WHAT TO DO:
Beginning with the line that contains "Read all visible content and emit it as JSON.", copy each subsequent line of the data below through the last one, including both ends but not the pictures.

[Excerpts from an interface dataset]
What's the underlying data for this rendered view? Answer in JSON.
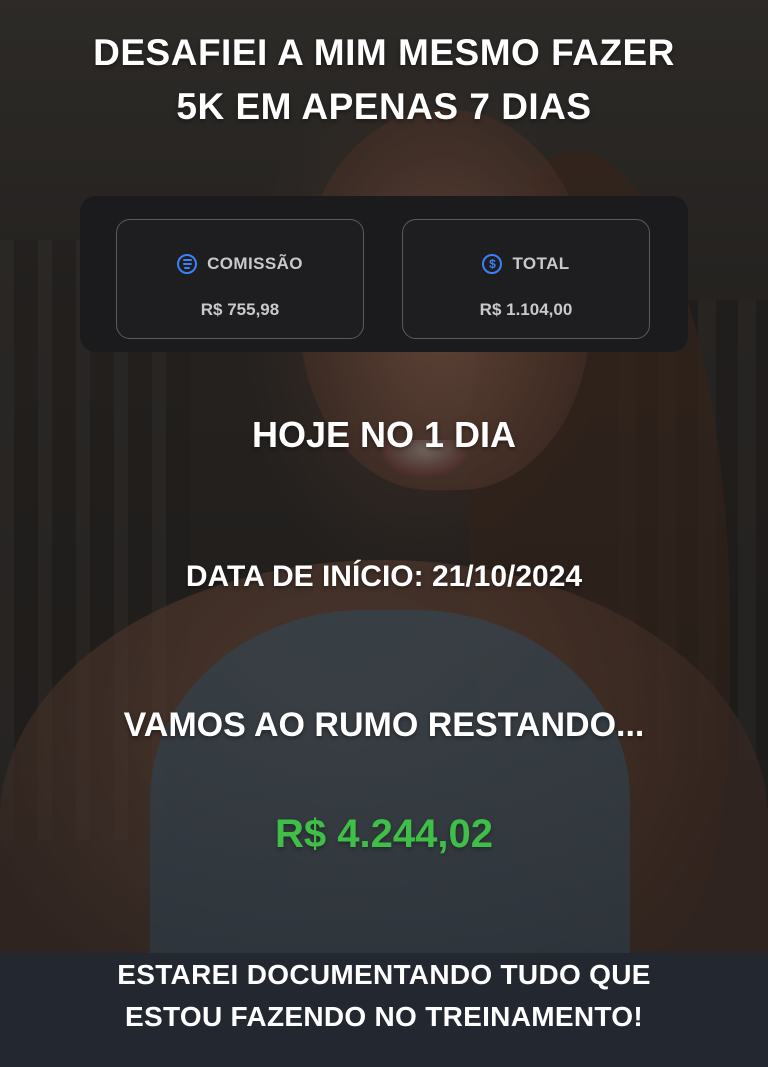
{
  "headline": {
    "line1": "DESAFIEI A MIM MESMO FAZER",
    "line2": "5K EM APENAS 7 DIAS"
  },
  "stats": {
    "commission": {
      "icon": "document-icon",
      "label": "COMISSÃO",
      "value": "R$ 755,98"
    },
    "total": {
      "icon": "dollar-icon",
      "label": "TOTAL",
      "value": "R$ 1.104,00"
    },
    "accent_color": "#3b82f6"
  },
  "progress": {
    "day_text": "HOJE NO 1 DIA",
    "start_text": "DATA DE INÍCIO: 21/10/2024",
    "remaining_text": "VAMOS AO RUMO RESTANDO...",
    "remaining_amount": "R$ 4.244,02",
    "remaining_color": "#3fbf48"
  },
  "footer": {
    "line1": "ESTAREI DOCUMENTANDO TUDO QUE",
    "line2": "ESTOU FAZENDO NO TREINAMENTO!"
  }
}
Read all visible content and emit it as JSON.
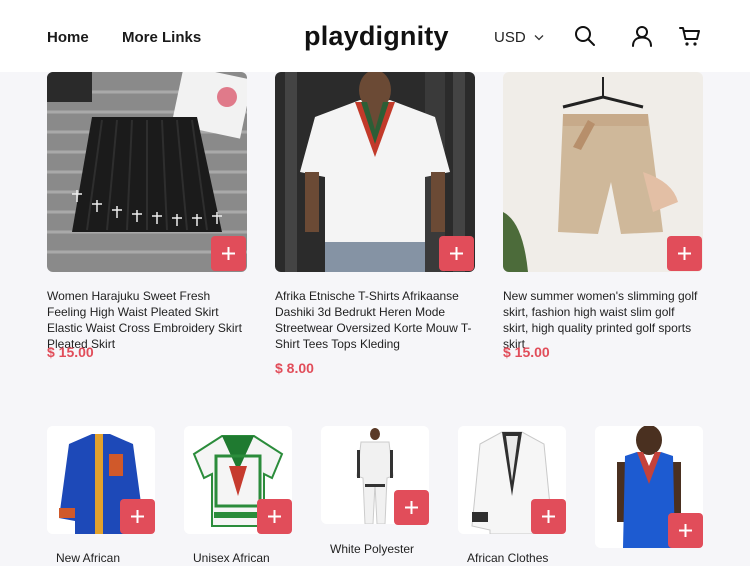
{
  "header": {
    "nav": [
      {
        "label": "Home"
      },
      {
        "label": "More Links"
      }
    ],
    "logo": "playdignity",
    "currency": "USD",
    "icons": [
      "search-icon",
      "user-icon",
      "cart-icon"
    ]
  },
  "colors": {
    "accent": "#e14d5a",
    "background": "#f6f6f9",
    "header_bg": "#ffffff"
  },
  "products_row1": [
    {
      "title": "Women Harajuku Sweet Fresh Feeling High Waist Pleated Skirt Elastic Waist Cross Embroidery Skirt Pleated Skirt",
      "price": "$ 15.00"
    },
    {
      "title": "Afrika Etnische T-Shirts Afrikaanse Dashiki 3d Bedrukt Heren Mode Streetwear Oversized Korte Mouw T-Shirt Tees Tops Kleding",
      "price": "$ 8.00"
    },
    {
      "title": "New summer women's slimming golf skirt, fashion high waist slim golf skirt, high quality printed golf sports skirt",
      "price": "$ 15.00"
    }
  ],
  "products_row2": [
    {
      "title": "New African"
    },
    {
      "title": "Unisex African"
    },
    {
      "title": "White Polyester"
    },
    {
      "title": "African Clothes"
    },
    {
      "title": ""
    }
  ]
}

RESPONSE:
Read all visible content and emit it as JSON.
{
  "header": {
    "nav": [
      {
        "label": "Home"
      },
      {
        "label": "More Links"
      }
    ],
    "logo": "playdignity",
    "currency": "USD",
    "icons": [
      "search-icon",
      "user-icon",
      "cart-icon"
    ]
  },
  "colors": {
    "accent": "#e14d5a",
    "background": "#f6f6f9",
    "header_bg": "#ffffff"
  },
  "products_row1": [
    {
      "title": "Women Harajuku Sweet Fresh Feeling High Waist Pleated Skirt Elastic Waist Cross Embroidery Skirt Pleated Skirt",
      "price": "$ 15.00"
    },
    {
      "title": "Afrika Etnische T-Shirts Afrikaanse Dashiki 3d Bedrukt Heren Mode Streetwear Oversized Korte Mouw T-Shirt Tees Tops Kleding",
      "price": "$ 8.00"
    },
    {
      "title": "New summer women's slimming golf skirt, fashion high waist slim golf skirt, high quality printed golf sports skirt",
      "price": "$ 15.00"
    }
  ],
  "products_row2": [
    {
      "title": "New African"
    },
    {
      "title": "Unisex African"
    },
    {
      "title": "White Polyester"
    },
    {
      "title": "African Clothes"
    },
    {
      "title": ""
    }
  ]
}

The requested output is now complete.